[Supplied information — start]
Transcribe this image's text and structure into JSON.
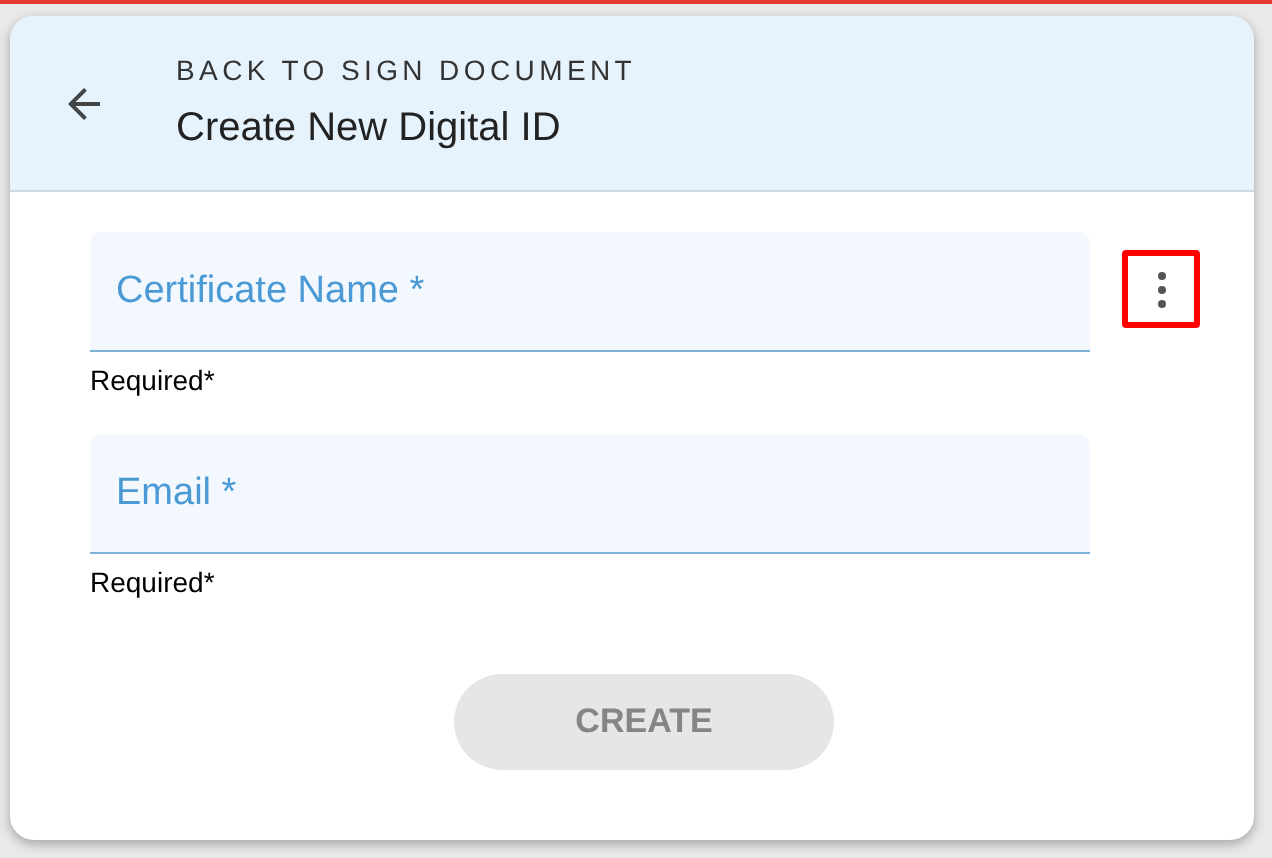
{
  "header": {
    "back_label": "BACK TO SIGN DOCUMENT",
    "title": "Create New Digital ID"
  },
  "fields": [
    {
      "placeholder": "Certificate Name *",
      "helper": "Required*"
    },
    {
      "placeholder": "Email *",
      "helper": "Required*"
    }
  ],
  "more_button": {
    "highlighted": true
  },
  "create_button": {
    "label": "CREATE",
    "disabled": true
  }
}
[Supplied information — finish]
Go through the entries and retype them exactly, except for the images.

Transcribe this image's text and structure into JSON.
{
  "header": {
    "back_label": "BACK TO SIGN DOCUMENT",
    "title": "Create New Digital ID"
  },
  "fields": [
    {
      "placeholder": "Certificate Name *",
      "helper": "Required*"
    },
    {
      "placeholder": "Email *",
      "helper": "Required*"
    }
  ],
  "more_button": {
    "highlighted": true
  },
  "create_button": {
    "label": "CREATE",
    "disabled": true
  }
}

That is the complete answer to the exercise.